Turning his attention to s. 9 of the Charter, Justice Yergeau dismissed arguments by the federal and provincial government that the case was really based on an illegal use of the rule of law. Instead, Justice Yergeau found that the discretionary power to momentarily deprive a citizen of his liberty is “the product of an unfathomable mental process” that can be exercised without leaving any trace, with no specific framework. “While police forces struggle to mobilize on racial profiling, roadside interceptions permitted by the rule of law continue to be a vehicle for it,” said Justice Yergeau. The strict standard of proportionality in s. 1 of the Charter cannot accommodate this imbalance when other means are available to police forces to effectively ensure road safety — a conclusion that by itself was sufficient to dismiss the case, added Justice Yergeau.

Yet in order “to do justice to the arguments that were raised,” Justice Yergeau proceeded to analyze the reach of s. 7 and s. 15.1 of the Charter in this case. “It reflects the evolution of the law since 1990 when the Ladouceur judgment was handed down,” remarked Bruce Johnston, a Montreal lawyer with Trudel Johnston & Lespérance who represented the Canadian Civil Liberties Association. “Ladouceur was decided solely on s. 9. But s. 7 has evolved enormously in case law since 1990, leading it to be viewed as a novel legal issue in this case. Of course, s. 15 was not even in force when the facts underlying the Ladouceur decision was rendered.”

Justice Yergeau found that the rule of law that authorizes arbitrary traffic stops without real cause “with the disproportionate impact” they have on Black drivers infringes the right to liberty and security of the person guaranteed by s. 7 of the Charter and that the infringement violates the principles of fundamental justice.

After examining case law around s. 15.1 of the Charter, Justice Yergeau concluded that the rule of law, which allows selection of drivers based solely on police intuition without any other grounds, has a detrimental effect given the disproportionate impact of traffic stops without real grounds on Black people.

“One thing that is very significant is that, to my knowledge, this is the first time that s. 15 has been used to invalidate or declare inoperative a criminal provision,” said Johnston. “And that's important because the judgment finds that there are effects on racialized communities and not just on individuals. It is very significant that a judge makes this finding because it is unacceptable.”

Justice Yergeau granted a six-month delay until the rules and legislation allowing random police stops will be deemed to be officially invalid. But legal experts expect the ruling to be appealed. “The fact that the court of first instance rendered a favourable decision bodes well for the future when it comes before the Supreme Court,” said Belton, who too has been subjected to random police stops. “My children, even if they are very young, are well aware of this reality because of the colour of their skin.”

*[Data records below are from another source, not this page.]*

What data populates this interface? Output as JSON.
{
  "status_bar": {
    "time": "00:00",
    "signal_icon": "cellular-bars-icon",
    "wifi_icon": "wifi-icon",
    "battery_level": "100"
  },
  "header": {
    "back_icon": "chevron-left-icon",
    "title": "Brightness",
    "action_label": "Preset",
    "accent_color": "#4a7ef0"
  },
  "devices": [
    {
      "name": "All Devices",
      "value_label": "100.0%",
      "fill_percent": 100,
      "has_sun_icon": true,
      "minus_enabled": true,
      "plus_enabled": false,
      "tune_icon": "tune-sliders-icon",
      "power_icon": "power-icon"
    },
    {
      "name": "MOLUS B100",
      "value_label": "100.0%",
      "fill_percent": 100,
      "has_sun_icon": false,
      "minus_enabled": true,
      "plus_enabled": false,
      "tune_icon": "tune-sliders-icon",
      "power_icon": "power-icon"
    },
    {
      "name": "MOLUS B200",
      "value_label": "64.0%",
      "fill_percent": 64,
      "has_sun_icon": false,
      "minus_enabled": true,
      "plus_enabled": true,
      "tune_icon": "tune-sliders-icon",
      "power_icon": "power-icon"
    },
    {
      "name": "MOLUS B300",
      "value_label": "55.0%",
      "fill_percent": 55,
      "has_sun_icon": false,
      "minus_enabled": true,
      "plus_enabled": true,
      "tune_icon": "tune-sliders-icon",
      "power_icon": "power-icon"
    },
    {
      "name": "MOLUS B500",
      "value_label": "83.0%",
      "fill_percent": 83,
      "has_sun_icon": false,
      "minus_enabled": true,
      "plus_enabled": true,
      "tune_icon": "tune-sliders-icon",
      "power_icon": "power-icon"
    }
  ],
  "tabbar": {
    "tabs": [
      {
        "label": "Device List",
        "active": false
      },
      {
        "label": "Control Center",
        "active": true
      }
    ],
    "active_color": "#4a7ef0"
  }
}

In the meantime, Joizil points out that the Luamba ruling is already being used, and that it provides guidance for litigators as well. “Lawyers representing racialized people have a lot of material in these 170 pages that can be used in all kinds of cases,” said Joizil, who too has been subjected to a random police stop.